PROBLEM DETAILS. All of the data that follows is to be written out exactly, with images excluded.

SUPPLIED MATERIAL.
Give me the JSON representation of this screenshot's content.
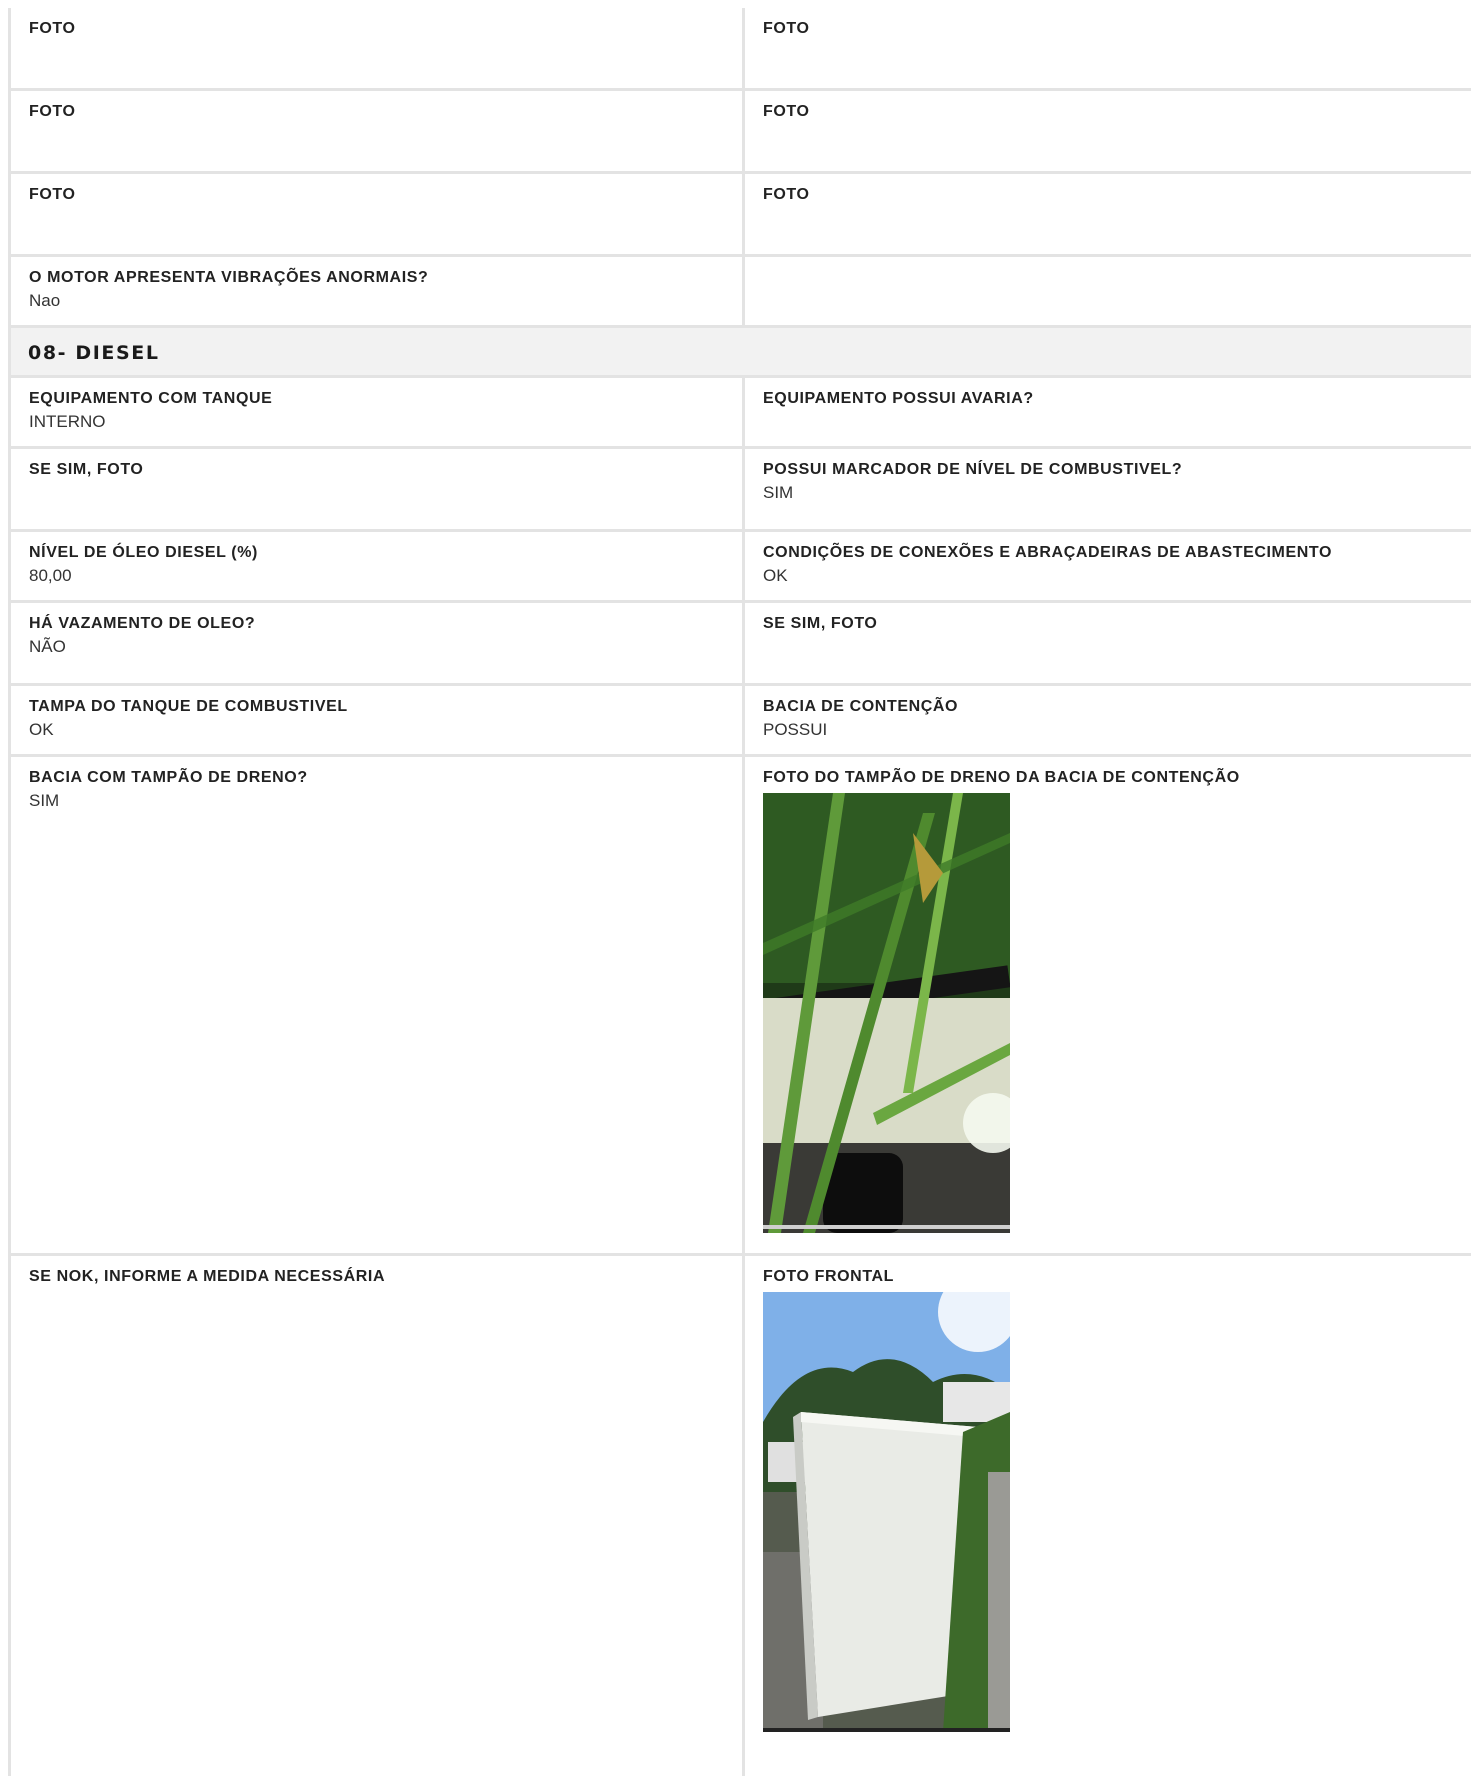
{
  "top_rows": [
    {
      "left": {
        "label": "FOTO",
        "value": ""
      },
      "right": {
        "label": "FOTO",
        "value": ""
      }
    },
    {
      "left": {
        "label": "FOTO",
        "value": ""
      },
      "right": {
        "label": "FOTO",
        "value": ""
      }
    },
    {
      "left": {
        "label": "FOTO",
        "value": ""
      },
      "right": {
        "label": "FOTO",
        "value": ""
      }
    },
    {
      "left": {
        "label": "O MOTOR APRESENTA VIBRAÇÕES ANORMAIS?",
        "value": "Nao"
      },
      "right": {
        "label": "",
        "value": ""
      }
    }
  ],
  "section": {
    "title": "08- DIESEL"
  },
  "diesel_rows": [
    {
      "left": {
        "label": "EQUIPAMENTO COM TANQUE",
        "value": "INTERNO"
      },
      "right": {
        "label": "EQUIPAMENTO POSSUI AVARIA?",
        "value": ""
      }
    },
    {
      "left": {
        "label": "SE SIM, FOTO",
        "value": ""
      },
      "right": {
        "label": "POSSUI MARCADOR DE NÍVEL DE COMBUSTIVEL?",
        "value": "SIM"
      }
    },
    {
      "left": {
        "label": "NÍVEL DE ÓLEO DIESEL (%)",
        "value": "80,00"
      },
      "right": {
        "label": "CONDIÇÕES DE CONEXÕES E ABRAÇADEIRAS DE ABASTECIMENTO",
        "value": "OK"
      }
    },
    {
      "left": {
        "label": "HÁ VAZAMENTO DE OLEO?",
        "value": "NÃO"
      },
      "right": {
        "label": "SE SIM, FOTO",
        "value": ""
      }
    },
    {
      "left": {
        "label": "TAMPA DO TANQUE DE COMBUSTIVEL",
        "value": "OK"
      },
      "right": {
        "label": "BACIA DE CONTENÇÃO",
        "value": "POSSUI"
      }
    },
    {
      "left": {
        "label": "BACIA COM TAMPÃO DE DRENO?",
        "value": "SIM"
      },
      "right": {
        "label": "FOTO DO TAMPÃO DE DRENO DA BACIA DE CONTENÇÃO",
        "value": ""
      }
    },
    {
      "left": {
        "label": "SE NOK, INFORME A MEDIDA NECESSÁRIA",
        "value": ""
      },
      "right": {
        "label": "FOTO FRONTAL",
        "value": ""
      }
    }
  ],
  "colors": {
    "border": "#e3e3e3",
    "section_bg": "#f2f2f2"
  }
}
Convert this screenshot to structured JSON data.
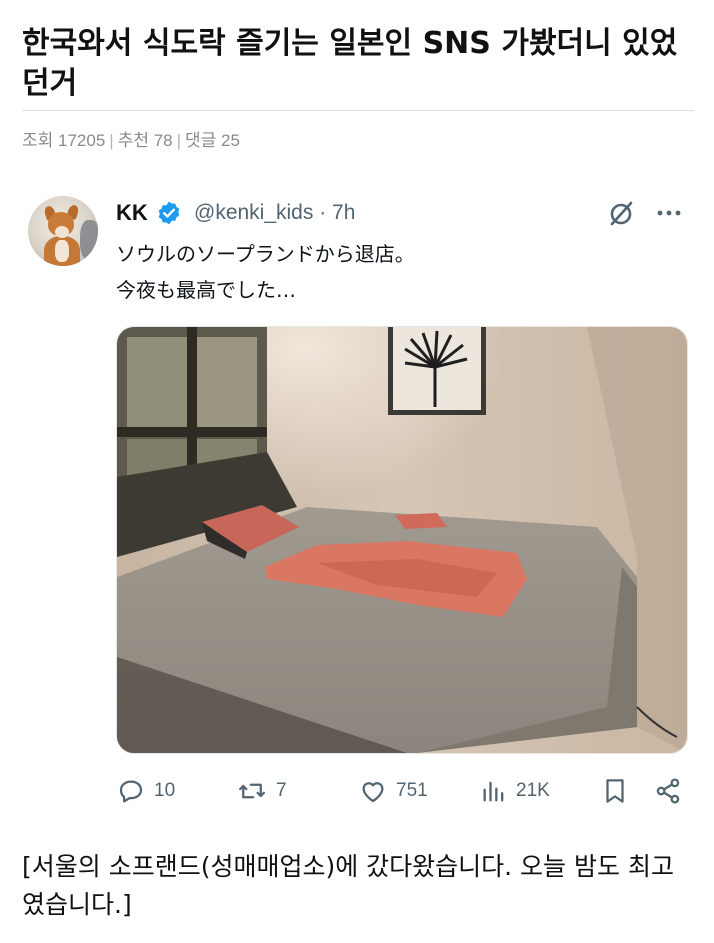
{
  "post": {
    "title": "한국와서 식도락 즐기는 일본인 SNS 가봤더니 있었던거",
    "meta": {
      "views": "조회 17205",
      "recommend": "추천 78",
      "comments": "댓글 25"
    }
  },
  "tweet": {
    "name": "KK",
    "handle": "@kenki_kids · 7h",
    "lines": [
      "ソウルのソープランドから退店。",
      "今夜も最高でした…"
    ],
    "replies": "10",
    "retweets": "7",
    "likes": "751",
    "views": "21K"
  },
  "caption": "[서울의 소프랜드(성매매업소)에 갔다왔습니다. 오늘 밤도 최고였습니다.]",
  "colors": {
    "verified": "#1d9bf0",
    "muted": "#536471"
  },
  "icons": [
    "verified-badge-icon",
    "grok-icon",
    "more-icon",
    "reply-icon",
    "retweet-icon",
    "like-icon",
    "views-icon",
    "bookmark-icon",
    "share-icon"
  ]
}
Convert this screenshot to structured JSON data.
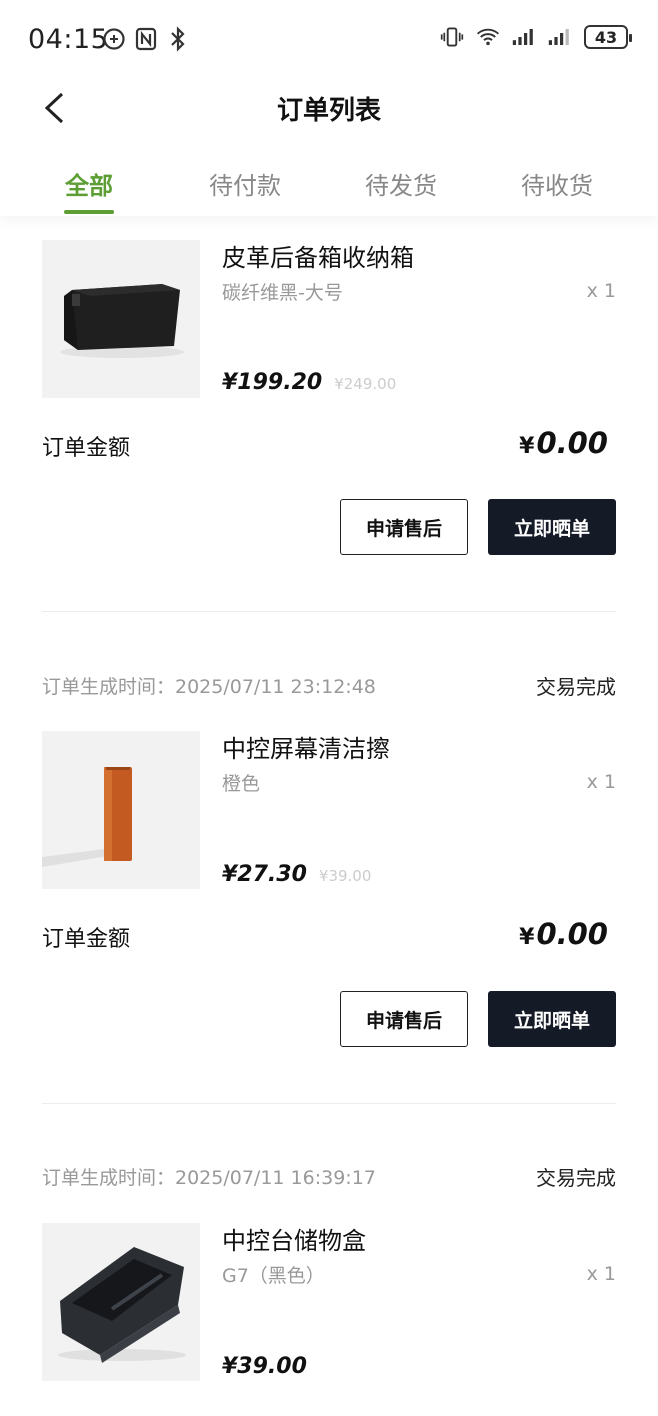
{
  "status_bar": {
    "time": "04:15",
    "battery": "43"
  },
  "nav": {
    "title": "订单列表"
  },
  "tabs": [
    {
      "label": "全部",
      "active": true
    },
    {
      "label": "待付款",
      "active": false
    },
    {
      "label": "待发货",
      "active": false
    },
    {
      "label": "待收货",
      "active": false
    }
  ],
  "orders": [
    {
      "product_name": "皮革后备箱收纳箱",
      "spec": "碳纤维黑-大号",
      "qty": "x 1",
      "price": "¥199.20",
      "original_price": "¥249.00",
      "total_label": "订单金额",
      "total_currency": "¥",
      "total_value": "0.00",
      "btn_after_sale": "申请售后",
      "btn_review": "立即晒单"
    },
    {
      "time_label": "订单生成时间：2025/07/11 23:12:48",
      "status": "交易完成",
      "product_name": "中控屏幕清洁擦",
      "spec": "橙色",
      "qty": "x 1",
      "price": "¥27.30",
      "original_price": "¥39.00",
      "total_label": "订单金额",
      "total_currency": "¥",
      "total_value": "0.00",
      "btn_after_sale": "申请售后",
      "btn_review": "立即晒单"
    },
    {
      "time_label": "订单生成时间：2025/07/11 16:39:17",
      "status": "交易完成",
      "product_name": "中控台储物盒",
      "spec": "G7（黑色）",
      "qty": "x 1",
      "price": "¥39.00"
    }
  ],
  "colors": {
    "accent": "#5d9e34",
    "dark_button": "#141a26"
  },
  "icons": [
    "nfc-icon",
    "bluetooth-icon",
    "vibrate-icon",
    "wifi-icon",
    "signal-icon",
    "back-arrow-icon"
  ]
}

TASK SOLUTION.
Give me the JSON representation of this screenshot's content.
{
  "top_rows": [
    {
      "left": {
        "label": "FOTO",
        "value": ""
      },
      "right": {
        "label": "FOTO",
        "value": ""
      }
    },
    {
      "left": {
        "label": "FOTO",
        "value": ""
      },
      "right": {
        "label": "FOTO",
        "value": ""
      }
    },
    {
      "left": {
        "label": "FOTO",
        "value": ""
      },
      "right": {
        "label": "FOTO",
        "value": ""
      }
    },
    {
      "left": {
        "label": "O MOTOR APRESENTA VIBRAÇÕES ANORMAIS?",
        "value": "Nao"
      },
      "right": {
        "label": "",
        "value": ""
      }
    }
  ],
  "section": {
    "title": "08- DIESEL"
  },
  "diesel_rows": [
    {
      "left": {
        "label": "EQUIPAMENTO COM TANQUE",
        "value": "INTERNO"
      },
      "right": {
        "label": "EQUIPAMENTO POSSUI AVARIA?",
        "value": ""
      }
    },
    {
      "left": {
        "label": "SE SIM, FOTO",
        "value": ""
      },
      "right": {
        "label": "POSSUI MARCADOR DE NÍVEL DE COMBUSTIVEL?",
        "value": "SIM"
      }
    },
    {
      "left": {
        "label": "NÍVEL DE ÓLEO DIESEL (%)",
        "value": "80,00"
      },
      "right": {
        "label": "CONDIÇÕES DE CONEXÕES E ABRAÇADEIRAS DE ABASTECIMENTO",
        "value": "OK"
      }
    },
    {
      "left": {
        "label": "HÁ VAZAMENTO DE OLEO?",
        "value": "NÃO"
      },
      "right": {
        "label": "SE SIM, FOTO",
        "value": ""
      }
    },
    {
      "left": {
        "label": "TAMPA DO TANQUE DE COMBUSTIVEL",
        "value": "OK"
      },
      "right": {
        "label": "BACIA DE CONTENÇÃO",
        "value": "POSSUI"
      }
    },
    {
      "left": {
        "label": "BACIA COM TAMPÃO DE DRENO?",
        "value": "SIM"
      },
      "right": {
        "label": "FOTO DO TAMPÃO DE DRENO DA BACIA DE CONTENÇÃO",
        "value": ""
      }
    },
    {
      "left": {
        "label": "SE NOK, INFORME A MEDIDA NECESSÁRIA",
        "value": ""
      },
      "right": {
        "label": "FOTO FRONTAL",
        "value": ""
      }
    }
  ],
  "colors": {
    "border": "#e3e3e3",
    "section_bg": "#f2f2f2"
  }
}
Convert this screenshot to structured JSON data.
{
  "post": {
    "title": "한국와서 식도락 즐기는 일본인 SNS 가봤더니 있었던거",
    "meta": {
      "views": "조회 17205",
      "recommend": "추천 78",
      "comments": "댓글 25"
    }
  },
  "tweet": {
    "name": "KK",
    "handle": "@kenki_kids · 7h",
    "lines": [
      "ソウルのソープランドから退店。",
      "今夜も最高でした…"
    ],
    "replies": "10",
    "retweets": "7",
    "likes": "751",
    "views": "21K"
  },
  "caption": "[서울의 소프랜드(성매매업소)에 갔다왔습니다. 오늘 밤도 최고였습니다.]",
  "colors": {
    "verified": "#1d9bf0",
    "muted": "#536471"
  },
  "icons": [
    "verified-badge-icon",
    "grok-icon",
    "more-icon",
    "reply-icon",
    "retweet-icon",
    "like-icon",
    "views-icon",
    "bookmark-icon",
    "share-icon"
  ]
}
Convert this screenshot to structured JSON data.
{
  "status_bar": {
    "time": "04:15",
    "battery": "43"
  },
  "nav": {
    "title": "订单列表"
  },
  "tabs": [
    {
      "label": "全部",
      "active": true
    },
    {
      "label": "待付款",
      "active": false
    },
    {
      "label": "待发货",
      "active": false
    },
    {
      "label": "待收货",
      "active": false
    }
  ],
  "orders": [
    {
      "product_name": "皮革后备箱收纳箱",
      "spec": "碳纤维黑-大号",
      "qty": "x 1",
      "price": "¥199.20",
      "original_price": "¥249.00",
      "total_label": "订单金额",
      "total_currency": "¥",
      "total_value": "0.00",
      "btn_after_sale": "申请售后",
      "btn_review": "立即晒单"
    },
    {
      "time_label": "订单生成时间：2025/07/11 23:12:48",
      "status": "交易完成",
      "product_name": "中控屏幕清洁擦",
      "spec": "橙色",
      "qty": "x 1",
      "price": "¥27.30",
      "original_price": "¥39.00",
      "total_label": "订单金额",
      "total_currency": "¥",
      "total_value": "0.00",
      "btn_after_sale": "申请售后",
      "btn_review": "立即晒单"
    },
    {
      "time_label": "订单生成时间：2025/07/11 16:39:17",
      "status": "交易完成",
      "product_name": "中控台储物盒",
      "spec": "G7（黑色）",
      "qty": "x 1",
      "price": "¥39.00"
    }
  ],
  "colors": {
    "accent": "#5d9e34",
    "dark_button": "#141a26"
  },
  "icons": [
    "nfc-icon",
    "bluetooth-icon",
    "vibrate-icon",
    "wifi-icon",
    "signal-icon",
    "back-arrow-icon"
  ]
}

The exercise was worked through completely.